Only the lines with "icon" in the entries below belong in the answer; please copy them.

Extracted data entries

┄┄┄┄┄┄┄┄┄┄┄┄┄┄┄┄┄┄┄┄

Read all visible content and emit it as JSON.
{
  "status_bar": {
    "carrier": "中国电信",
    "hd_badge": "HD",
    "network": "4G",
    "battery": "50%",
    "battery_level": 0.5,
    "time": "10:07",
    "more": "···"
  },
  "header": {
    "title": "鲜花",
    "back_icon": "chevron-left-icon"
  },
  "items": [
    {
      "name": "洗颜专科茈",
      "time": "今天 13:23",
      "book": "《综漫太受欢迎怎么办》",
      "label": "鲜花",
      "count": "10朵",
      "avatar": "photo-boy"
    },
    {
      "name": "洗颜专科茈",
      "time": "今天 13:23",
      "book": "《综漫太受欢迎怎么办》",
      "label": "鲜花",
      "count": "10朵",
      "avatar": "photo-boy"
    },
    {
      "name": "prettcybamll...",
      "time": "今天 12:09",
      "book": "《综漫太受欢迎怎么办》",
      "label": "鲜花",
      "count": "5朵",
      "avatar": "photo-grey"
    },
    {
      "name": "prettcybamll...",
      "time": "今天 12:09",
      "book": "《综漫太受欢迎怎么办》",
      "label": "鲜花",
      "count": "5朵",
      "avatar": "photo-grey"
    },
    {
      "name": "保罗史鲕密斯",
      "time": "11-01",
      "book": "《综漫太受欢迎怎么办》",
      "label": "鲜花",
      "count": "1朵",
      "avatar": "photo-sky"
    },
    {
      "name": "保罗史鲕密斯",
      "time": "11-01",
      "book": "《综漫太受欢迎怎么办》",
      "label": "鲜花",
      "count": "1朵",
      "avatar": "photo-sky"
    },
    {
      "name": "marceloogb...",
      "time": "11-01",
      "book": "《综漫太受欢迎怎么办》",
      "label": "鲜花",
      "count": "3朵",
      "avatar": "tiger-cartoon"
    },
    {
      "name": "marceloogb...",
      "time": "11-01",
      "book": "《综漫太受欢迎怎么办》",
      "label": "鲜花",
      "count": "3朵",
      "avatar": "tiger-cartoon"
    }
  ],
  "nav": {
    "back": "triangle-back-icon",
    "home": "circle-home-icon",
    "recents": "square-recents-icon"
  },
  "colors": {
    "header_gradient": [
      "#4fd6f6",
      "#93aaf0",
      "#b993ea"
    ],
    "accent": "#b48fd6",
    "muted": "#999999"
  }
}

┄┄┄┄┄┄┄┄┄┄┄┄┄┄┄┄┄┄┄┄

• [YOUR RESPONSE]
    "back_icon": "chevron-left-icon"
    "back": "triangle-back-icon",
    "home": "circle-home-icon",
    "recents": "square-recents-icon"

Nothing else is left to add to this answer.